What you are asked to do
Write the records out exactly as they read, but not the pictures.

Task inputs
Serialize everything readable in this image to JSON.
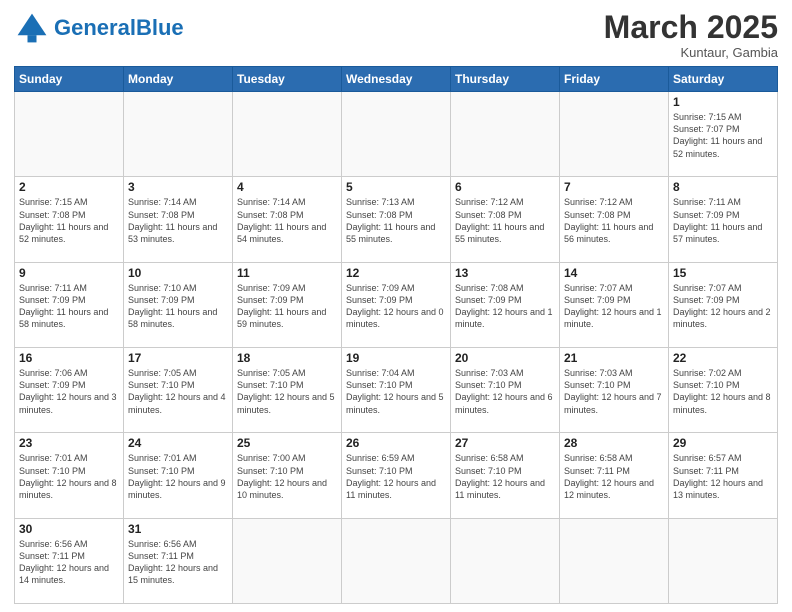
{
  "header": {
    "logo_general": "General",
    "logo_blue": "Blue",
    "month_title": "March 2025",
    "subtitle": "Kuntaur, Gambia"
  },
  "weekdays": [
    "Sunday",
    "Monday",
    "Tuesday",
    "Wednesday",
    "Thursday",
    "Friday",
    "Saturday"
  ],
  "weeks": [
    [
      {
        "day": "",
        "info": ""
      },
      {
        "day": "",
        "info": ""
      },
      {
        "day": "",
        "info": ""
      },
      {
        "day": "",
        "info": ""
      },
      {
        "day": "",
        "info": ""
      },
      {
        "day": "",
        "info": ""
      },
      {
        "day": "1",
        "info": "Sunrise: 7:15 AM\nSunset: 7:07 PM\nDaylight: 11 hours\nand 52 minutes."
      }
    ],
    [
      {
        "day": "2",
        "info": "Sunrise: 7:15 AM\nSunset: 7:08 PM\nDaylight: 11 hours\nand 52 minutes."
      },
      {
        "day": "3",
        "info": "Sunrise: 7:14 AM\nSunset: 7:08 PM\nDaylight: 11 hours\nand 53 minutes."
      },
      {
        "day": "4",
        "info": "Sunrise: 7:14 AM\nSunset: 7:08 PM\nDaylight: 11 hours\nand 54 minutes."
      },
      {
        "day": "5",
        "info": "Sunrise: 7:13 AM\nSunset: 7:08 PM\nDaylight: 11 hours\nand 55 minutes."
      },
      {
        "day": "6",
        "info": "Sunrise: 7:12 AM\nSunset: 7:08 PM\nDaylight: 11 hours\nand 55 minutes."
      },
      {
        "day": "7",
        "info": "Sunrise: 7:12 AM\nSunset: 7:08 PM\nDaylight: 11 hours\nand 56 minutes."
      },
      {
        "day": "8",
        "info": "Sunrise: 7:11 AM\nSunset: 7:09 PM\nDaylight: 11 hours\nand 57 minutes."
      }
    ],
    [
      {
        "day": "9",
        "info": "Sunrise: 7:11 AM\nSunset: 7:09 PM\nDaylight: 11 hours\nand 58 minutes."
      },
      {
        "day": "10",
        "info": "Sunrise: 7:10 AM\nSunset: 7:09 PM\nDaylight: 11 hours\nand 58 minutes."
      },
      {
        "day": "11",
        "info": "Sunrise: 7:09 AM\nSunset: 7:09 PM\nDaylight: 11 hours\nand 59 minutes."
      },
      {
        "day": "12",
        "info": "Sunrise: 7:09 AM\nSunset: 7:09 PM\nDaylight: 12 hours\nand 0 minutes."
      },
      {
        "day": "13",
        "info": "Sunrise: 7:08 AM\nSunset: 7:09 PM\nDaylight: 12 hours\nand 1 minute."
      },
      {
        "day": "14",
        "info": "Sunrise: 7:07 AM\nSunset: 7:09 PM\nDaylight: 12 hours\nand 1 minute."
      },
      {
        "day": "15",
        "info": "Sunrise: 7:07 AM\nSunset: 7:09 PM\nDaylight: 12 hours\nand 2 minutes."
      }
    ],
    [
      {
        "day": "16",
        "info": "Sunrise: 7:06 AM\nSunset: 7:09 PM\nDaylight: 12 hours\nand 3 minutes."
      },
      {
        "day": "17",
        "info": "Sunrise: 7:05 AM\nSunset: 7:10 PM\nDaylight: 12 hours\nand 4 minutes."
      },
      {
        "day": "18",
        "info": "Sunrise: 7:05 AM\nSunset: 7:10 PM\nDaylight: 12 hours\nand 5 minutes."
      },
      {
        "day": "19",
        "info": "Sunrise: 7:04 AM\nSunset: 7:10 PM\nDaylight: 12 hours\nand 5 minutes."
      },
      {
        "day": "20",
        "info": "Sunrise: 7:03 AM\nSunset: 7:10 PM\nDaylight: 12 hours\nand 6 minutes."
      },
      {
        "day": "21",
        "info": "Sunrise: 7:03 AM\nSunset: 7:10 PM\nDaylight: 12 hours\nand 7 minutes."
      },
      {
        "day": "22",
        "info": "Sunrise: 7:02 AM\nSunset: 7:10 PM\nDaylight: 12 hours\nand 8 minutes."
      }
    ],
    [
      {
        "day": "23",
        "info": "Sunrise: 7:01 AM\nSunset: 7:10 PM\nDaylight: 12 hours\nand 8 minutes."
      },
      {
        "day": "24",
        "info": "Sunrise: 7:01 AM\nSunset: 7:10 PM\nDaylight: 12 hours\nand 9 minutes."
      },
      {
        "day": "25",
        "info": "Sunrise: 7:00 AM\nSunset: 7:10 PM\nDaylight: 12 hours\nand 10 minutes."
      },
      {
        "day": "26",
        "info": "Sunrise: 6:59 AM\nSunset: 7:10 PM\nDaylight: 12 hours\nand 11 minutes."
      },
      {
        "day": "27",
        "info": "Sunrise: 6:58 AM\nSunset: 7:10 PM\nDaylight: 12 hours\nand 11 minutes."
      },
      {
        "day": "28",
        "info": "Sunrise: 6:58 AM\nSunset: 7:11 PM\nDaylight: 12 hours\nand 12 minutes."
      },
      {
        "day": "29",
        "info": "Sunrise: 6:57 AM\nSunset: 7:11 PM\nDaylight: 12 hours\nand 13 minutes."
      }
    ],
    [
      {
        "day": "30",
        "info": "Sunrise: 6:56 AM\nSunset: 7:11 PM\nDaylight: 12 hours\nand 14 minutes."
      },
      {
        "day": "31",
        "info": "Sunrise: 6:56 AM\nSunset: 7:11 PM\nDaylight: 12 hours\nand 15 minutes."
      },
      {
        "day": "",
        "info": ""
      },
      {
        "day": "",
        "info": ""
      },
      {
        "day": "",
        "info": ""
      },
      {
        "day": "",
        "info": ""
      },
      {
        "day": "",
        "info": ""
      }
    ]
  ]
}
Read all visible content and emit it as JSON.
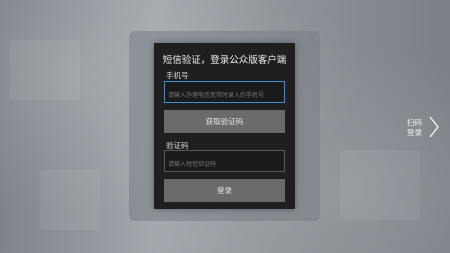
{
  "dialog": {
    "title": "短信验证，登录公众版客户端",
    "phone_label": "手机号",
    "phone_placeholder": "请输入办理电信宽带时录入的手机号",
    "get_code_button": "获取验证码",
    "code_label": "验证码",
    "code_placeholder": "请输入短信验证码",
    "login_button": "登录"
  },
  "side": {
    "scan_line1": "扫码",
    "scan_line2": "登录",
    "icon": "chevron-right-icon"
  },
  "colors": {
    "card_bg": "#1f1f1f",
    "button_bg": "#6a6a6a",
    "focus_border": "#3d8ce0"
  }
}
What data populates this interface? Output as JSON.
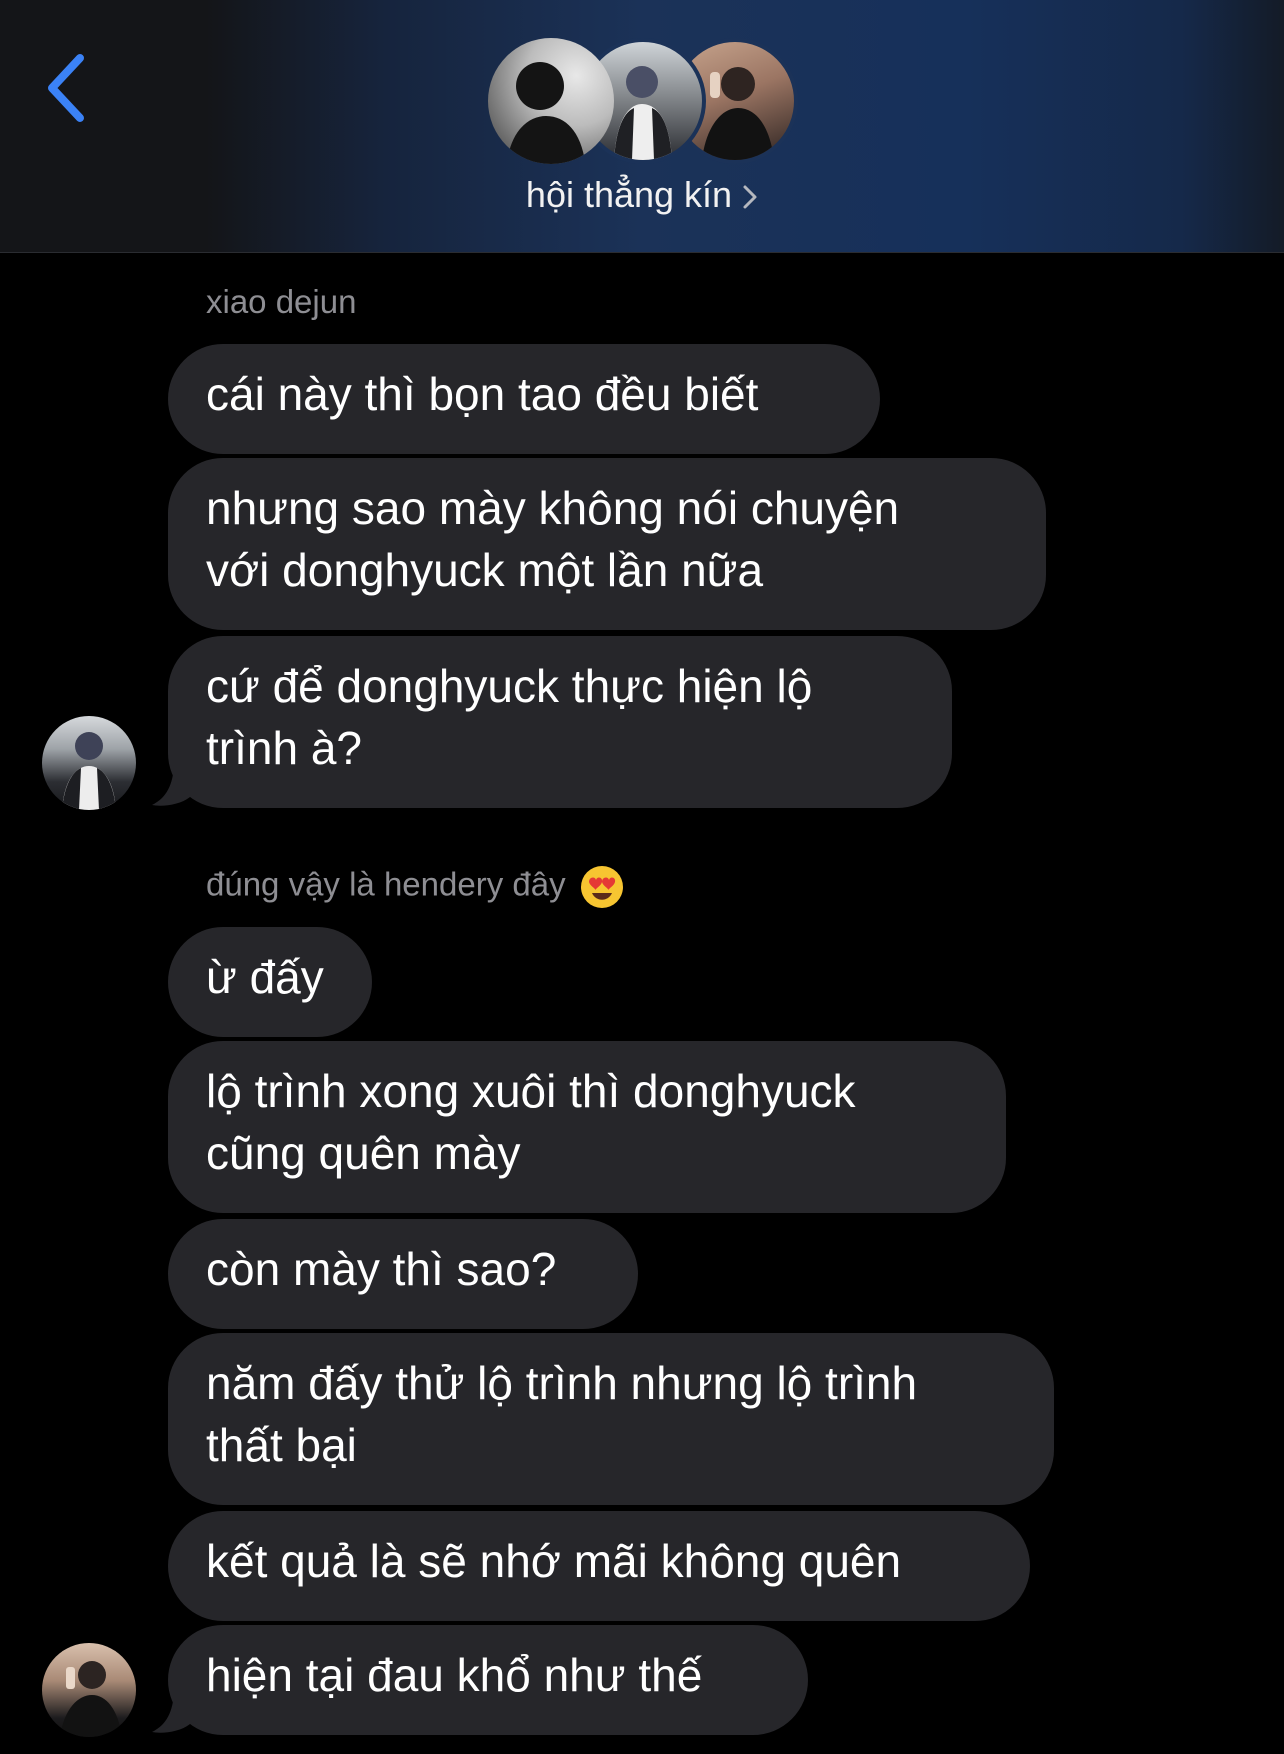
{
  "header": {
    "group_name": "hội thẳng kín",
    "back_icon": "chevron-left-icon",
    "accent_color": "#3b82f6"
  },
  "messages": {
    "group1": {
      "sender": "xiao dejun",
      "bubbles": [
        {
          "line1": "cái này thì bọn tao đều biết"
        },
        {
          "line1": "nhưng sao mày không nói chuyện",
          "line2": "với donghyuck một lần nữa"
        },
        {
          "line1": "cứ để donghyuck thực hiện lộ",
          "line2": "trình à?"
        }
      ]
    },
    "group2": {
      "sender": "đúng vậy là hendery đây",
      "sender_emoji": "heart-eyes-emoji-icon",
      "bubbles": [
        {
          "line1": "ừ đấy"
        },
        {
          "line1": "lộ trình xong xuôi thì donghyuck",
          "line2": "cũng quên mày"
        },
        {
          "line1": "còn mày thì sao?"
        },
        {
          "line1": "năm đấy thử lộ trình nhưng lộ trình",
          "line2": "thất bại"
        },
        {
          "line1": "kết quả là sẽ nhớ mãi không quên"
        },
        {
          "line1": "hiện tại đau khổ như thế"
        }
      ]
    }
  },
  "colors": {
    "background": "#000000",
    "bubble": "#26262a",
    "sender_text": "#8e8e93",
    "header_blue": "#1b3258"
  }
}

The answer
Serialize everything readable in this image to JSON.
{
  "header": {
    "logo_general": "General",
    "logo_blue": "Blue",
    "month_title": "March 2025",
    "subtitle": "Kuntaur, Gambia"
  },
  "weekdays": [
    "Sunday",
    "Monday",
    "Tuesday",
    "Wednesday",
    "Thursday",
    "Friday",
    "Saturday"
  ],
  "weeks": [
    [
      {
        "day": "",
        "info": ""
      },
      {
        "day": "",
        "info": ""
      },
      {
        "day": "",
        "info": ""
      },
      {
        "day": "",
        "info": ""
      },
      {
        "day": "",
        "info": ""
      },
      {
        "day": "",
        "info": ""
      },
      {
        "day": "1",
        "info": "Sunrise: 7:15 AM\nSunset: 7:07 PM\nDaylight: 11 hours\nand 52 minutes."
      }
    ],
    [
      {
        "day": "2",
        "info": "Sunrise: 7:15 AM\nSunset: 7:08 PM\nDaylight: 11 hours\nand 52 minutes."
      },
      {
        "day": "3",
        "info": "Sunrise: 7:14 AM\nSunset: 7:08 PM\nDaylight: 11 hours\nand 53 minutes."
      },
      {
        "day": "4",
        "info": "Sunrise: 7:14 AM\nSunset: 7:08 PM\nDaylight: 11 hours\nand 54 minutes."
      },
      {
        "day": "5",
        "info": "Sunrise: 7:13 AM\nSunset: 7:08 PM\nDaylight: 11 hours\nand 55 minutes."
      },
      {
        "day": "6",
        "info": "Sunrise: 7:12 AM\nSunset: 7:08 PM\nDaylight: 11 hours\nand 55 minutes."
      },
      {
        "day": "7",
        "info": "Sunrise: 7:12 AM\nSunset: 7:08 PM\nDaylight: 11 hours\nand 56 minutes."
      },
      {
        "day": "8",
        "info": "Sunrise: 7:11 AM\nSunset: 7:09 PM\nDaylight: 11 hours\nand 57 minutes."
      }
    ],
    [
      {
        "day": "9",
        "info": "Sunrise: 7:11 AM\nSunset: 7:09 PM\nDaylight: 11 hours\nand 58 minutes."
      },
      {
        "day": "10",
        "info": "Sunrise: 7:10 AM\nSunset: 7:09 PM\nDaylight: 11 hours\nand 58 minutes."
      },
      {
        "day": "11",
        "info": "Sunrise: 7:09 AM\nSunset: 7:09 PM\nDaylight: 11 hours\nand 59 minutes."
      },
      {
        "day": "12",
        "info": "Sunrise: 7:09 AM\nSunset: 7:09 PM\nDaylight: 12 hours\nand 0 minutes."
      },
      {
        "day": "13",
        "info": "Sunrise: 7:08 AM\nSunset: 7:09 PM\nDaylight: 12 hours\nand 1 minute."
      },
      {
        "day": "14",
        "info": "Sunrise: 7:07 AM\nSunset: 7:09 PM\nDaylight: 12 hours\nand 1 minute."
      },
      {
        "day": "15",
        "info": "Sunrise: 7:07 AM\nSunset: 7:09 PM\nDaylight: 12 hours\nand 2 minutes."
      }
    ],
    [
      {
        "day": "16",
        "info": "Sunrise: 7:06 AM\nSunset: 7:09 PM\nDaylight: 12 hours\nand 3 minutes."
      },
      {
        "day": "17",
        "info": "Sunrise: 7:05 AM\nSunset: 7:10 PM\nDaylight: 12 hours\nand 4 minutes."
      },
      {
        "day": "18",
        "info": "Sunrise: 7:05 AM\nSunset: 7:10 PM\nDaylight: 12 hours\nand 5 minutes."
      },
      {
        "day": "19",
        "info": "Sunrise: 7:04 AM\nSunset: 7:10 PM\nDaylight: 12 hours\nand 5 minutes."
      },
      {
        "day": "20",
        "info": "Sunrise: 7:03 AM\nSunset: 7:10 PM\nDaylight: 12 hours\nand 6 minutes."
      },
      {
        "day": "21",
        "info": "Sunrise: 7:03 AM\nSunset: 7:10 PM\nDaylight: 12 hours\nand 7 minutes."
      },
      {
        "day": "22",
        "info": "Sunrise: 7:02 AM\nSunset: 7:10 PM\nDaylight: 12 hours\nand 8 minutes."
      }
    ],
    [
      {
        "day": "23",
        "info": "Sunrise: 7:01 AM\nSunset: 7:10 PM\nDaylight: 12 hours\nand 8 minutes."
      },
      {
        "day": "24",
        "info": "Sunrise: 7:01 AM\nSunset: 7:10 PM\nDaylight: 12 hours\nand 9 minutes."
      },
      {
        "day": "25",
        "info": "Sunrise: 7:00 AM\nSunset: 7:10 PM\nDaylight: 12 hours\nand 10 minutes."
      },
      {
        "day": "26",
        "info": "Sunrise: 6:59 AM\nSunset: 7:10 PM\nDaylight: 12 hours\nand 11 minutes."
      },
      {
        "day": "27",
        "info": "Sunrise: 6:58 AM\nSunset: 7:10 PM\nDaylight: 12 hours\nand 11 minutes."
      },
      {
        "day": "28",
        "info": "Sunrise: 6:58 AM\nSunset: 7:11 PM\nDaylight: 12 hours\nand 12 minutes."
      },
      {
        "day": "29",
        "info": "Sunrise: 6:57 AM\nSunset: 7:11 PM\nDaylight: 12 hours\nand 13 minutes."
      }
    ],
    [
      {
        "day": "30",
        "info": "Sunrise: 6:56 AM\nSunset: 7:11 PM\nDaylight: 12 hours\nand 14 minutes."
      },
      {
        "day": "31",
        "info": "Sunrise: 6:56 AM\nSunset: 7:11 PM\nDaylight: 12 hours\nand 15 minutes."
      },
      {
        "day": "",
        "info": ""
      },
      {
        "day": "",
        "info": ""
      },
      {
        "day": "",
        "info": ""
      },
      {
        "day": "",
        "info": ""
      },
      {
        "day": "",
        "info": ""
      }
    ]
  ]
}
Read all visible content and emit it as JSON.
{
  "dialog": {
    "title": "短信验证，登录公众版客户端",
    "phone_label": "手机号",
    "phone_placeholder": "请输入办理电信宽带时录入的手机号",
    "get_code_button": "获取验证码",
    "code_label": "验证码",
    "code_placeholder": "请输入短信验证码",
    "login_button": "登录"
  },
  "side": {
    "scan_line1": "扫码",
    "scan_line2": "登录",
    "icon": "chevron-right-icon"
  },
  "colors": {
    "card_bg": "#1f1f1f",
    "button_bg": "#6a6a6a",
    "focus_border": "#3d8ce0"
  }
}
What data populates this interface? Output as JSON.
{
  "header": {
    "group_name": "hội thẳng kín",
    "back_icon": "chevron-left-icon",
    "accent_color": "#3b82f6"
  },
  "messages": {
    "group1": {
      "sender": "xiao dejun",
      "bubbles": [
        {
          "line1": "cái này thì bọn tao đều biết"
        },
        {
          "line1": "nhưng sao mày không nói chuyện",
          "line2": "với donghyuck một lần nữa"
        },
        {
          "line1": "cứ để donghyuck thực hiện lộ",
          "line2": "trình à?"
        }
      ]
    },
    "group2": {
      "sender": "đúng vậy là hendery đây",
      "sender_emoji": "heart-eyes-emoji-icon",
      "bubbles": [
        {
          "line1": "ừ đấy"
        },
        {
          "line1": "lộ trình xong xuôi thì donghyuck",
          "line2": "cũng quên mày"
        },
        {
          "line1": "còn mày thì sao?"
        },
        {
          "line1": "năm đấy thử lộ trình nhưng lộ trình",
          "line2": "thất bại"
        },
        {
          "line1": "kết quả là sẽ nhớ mãi không quên"
        },
        {
          "line1": "hiện tại đau khổ như thế"
        }
      ]
    }
  },
  "colors": {
    "background": "#000000",
    "bubble": "#26262a",
    "sender_text": "#8e8e93",
    "header_blue": "#1b3258"
  }
}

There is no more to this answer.